● **Data for analysis**:
_ _ _ _

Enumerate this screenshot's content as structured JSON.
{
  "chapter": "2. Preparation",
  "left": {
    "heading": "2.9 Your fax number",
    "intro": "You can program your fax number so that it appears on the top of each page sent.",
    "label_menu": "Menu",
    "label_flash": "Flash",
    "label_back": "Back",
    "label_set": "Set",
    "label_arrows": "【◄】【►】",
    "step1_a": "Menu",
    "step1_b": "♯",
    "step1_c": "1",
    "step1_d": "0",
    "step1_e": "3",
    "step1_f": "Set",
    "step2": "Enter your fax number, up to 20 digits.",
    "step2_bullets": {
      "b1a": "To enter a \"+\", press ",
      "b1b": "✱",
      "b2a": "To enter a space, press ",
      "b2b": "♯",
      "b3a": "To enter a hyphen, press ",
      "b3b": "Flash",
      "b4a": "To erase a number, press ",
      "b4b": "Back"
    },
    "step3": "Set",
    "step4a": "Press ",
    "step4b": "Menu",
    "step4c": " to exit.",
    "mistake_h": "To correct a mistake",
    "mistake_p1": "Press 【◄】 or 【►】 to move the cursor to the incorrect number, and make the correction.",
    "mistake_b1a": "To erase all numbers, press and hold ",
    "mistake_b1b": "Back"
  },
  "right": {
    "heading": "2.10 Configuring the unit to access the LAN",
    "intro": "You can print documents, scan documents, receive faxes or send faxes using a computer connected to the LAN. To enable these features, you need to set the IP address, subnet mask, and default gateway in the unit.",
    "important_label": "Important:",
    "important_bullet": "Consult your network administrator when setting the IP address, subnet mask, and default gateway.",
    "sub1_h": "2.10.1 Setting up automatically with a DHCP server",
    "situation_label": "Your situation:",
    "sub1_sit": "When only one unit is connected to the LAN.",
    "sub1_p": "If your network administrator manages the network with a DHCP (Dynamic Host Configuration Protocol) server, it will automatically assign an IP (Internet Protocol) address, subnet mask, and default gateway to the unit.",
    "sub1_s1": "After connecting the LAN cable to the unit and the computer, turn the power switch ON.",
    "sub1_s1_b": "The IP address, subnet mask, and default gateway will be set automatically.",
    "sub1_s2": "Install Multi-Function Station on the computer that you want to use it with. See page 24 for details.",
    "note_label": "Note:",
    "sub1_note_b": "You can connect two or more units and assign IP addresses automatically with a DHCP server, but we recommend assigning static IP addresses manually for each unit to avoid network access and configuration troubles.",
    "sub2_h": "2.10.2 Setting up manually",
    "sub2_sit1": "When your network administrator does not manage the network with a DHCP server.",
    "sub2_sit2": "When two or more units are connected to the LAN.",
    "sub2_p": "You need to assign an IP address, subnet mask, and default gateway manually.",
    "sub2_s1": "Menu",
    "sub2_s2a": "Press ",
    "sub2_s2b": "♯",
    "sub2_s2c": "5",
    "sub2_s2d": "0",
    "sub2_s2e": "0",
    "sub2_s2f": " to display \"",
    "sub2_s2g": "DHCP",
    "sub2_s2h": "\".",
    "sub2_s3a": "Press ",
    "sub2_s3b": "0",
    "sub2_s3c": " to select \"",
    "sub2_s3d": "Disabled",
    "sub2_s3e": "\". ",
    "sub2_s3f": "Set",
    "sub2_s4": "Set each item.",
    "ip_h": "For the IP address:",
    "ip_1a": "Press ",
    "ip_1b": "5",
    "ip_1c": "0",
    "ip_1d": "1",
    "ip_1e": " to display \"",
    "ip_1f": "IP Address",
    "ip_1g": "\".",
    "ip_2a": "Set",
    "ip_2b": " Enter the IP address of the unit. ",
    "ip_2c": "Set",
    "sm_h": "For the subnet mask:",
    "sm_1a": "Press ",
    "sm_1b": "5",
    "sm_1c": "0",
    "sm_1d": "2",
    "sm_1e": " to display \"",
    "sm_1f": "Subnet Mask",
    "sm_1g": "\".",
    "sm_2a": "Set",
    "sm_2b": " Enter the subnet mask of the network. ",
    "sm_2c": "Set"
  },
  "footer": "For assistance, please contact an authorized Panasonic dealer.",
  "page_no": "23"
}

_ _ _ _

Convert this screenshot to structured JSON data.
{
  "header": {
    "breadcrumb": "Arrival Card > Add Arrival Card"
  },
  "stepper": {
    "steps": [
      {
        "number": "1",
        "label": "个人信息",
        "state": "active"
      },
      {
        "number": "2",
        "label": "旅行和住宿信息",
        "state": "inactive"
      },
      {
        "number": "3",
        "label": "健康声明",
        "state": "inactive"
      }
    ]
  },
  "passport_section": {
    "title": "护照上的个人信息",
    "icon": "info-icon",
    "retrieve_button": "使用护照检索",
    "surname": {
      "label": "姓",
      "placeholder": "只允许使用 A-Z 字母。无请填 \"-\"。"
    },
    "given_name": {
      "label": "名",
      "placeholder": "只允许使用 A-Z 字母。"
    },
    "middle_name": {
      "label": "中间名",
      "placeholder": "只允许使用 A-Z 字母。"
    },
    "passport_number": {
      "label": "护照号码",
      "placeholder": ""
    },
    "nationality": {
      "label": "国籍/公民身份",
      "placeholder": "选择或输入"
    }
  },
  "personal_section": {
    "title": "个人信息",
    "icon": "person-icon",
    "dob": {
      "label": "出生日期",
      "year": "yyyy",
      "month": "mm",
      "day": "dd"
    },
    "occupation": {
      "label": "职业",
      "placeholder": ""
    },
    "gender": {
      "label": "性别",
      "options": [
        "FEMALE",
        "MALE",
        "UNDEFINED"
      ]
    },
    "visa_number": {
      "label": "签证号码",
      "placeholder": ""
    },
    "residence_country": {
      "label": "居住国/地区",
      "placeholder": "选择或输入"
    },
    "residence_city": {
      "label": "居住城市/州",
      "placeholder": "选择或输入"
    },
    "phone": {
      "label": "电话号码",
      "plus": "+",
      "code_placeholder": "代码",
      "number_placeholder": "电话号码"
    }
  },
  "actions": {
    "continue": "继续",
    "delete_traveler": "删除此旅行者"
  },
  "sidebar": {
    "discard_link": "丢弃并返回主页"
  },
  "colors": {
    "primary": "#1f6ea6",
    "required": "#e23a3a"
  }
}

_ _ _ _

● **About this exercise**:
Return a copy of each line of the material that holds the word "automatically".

● **Response to this exercise**:
    "sub1_h": "2.10.1 Setting up automatically with a DHCP server",
    "sub1_p": "If your network administrator manages the network with a DHCP (Dynamic Host Configuration Protocol) server, it will automatically assign an IP (Internet Protocol) address, subnet mask, and default gateway to the unit.",
    "sub1_s1_b": "The IP address, subnet mask, and default gateway will be set automatically.",
    "sub1_note_b": "You can connect two or more units and assign IP addresses automatically with a DHCP server, but we recommend assigning static IP addresses manually for each unit to avoid network access and configuration troubles.",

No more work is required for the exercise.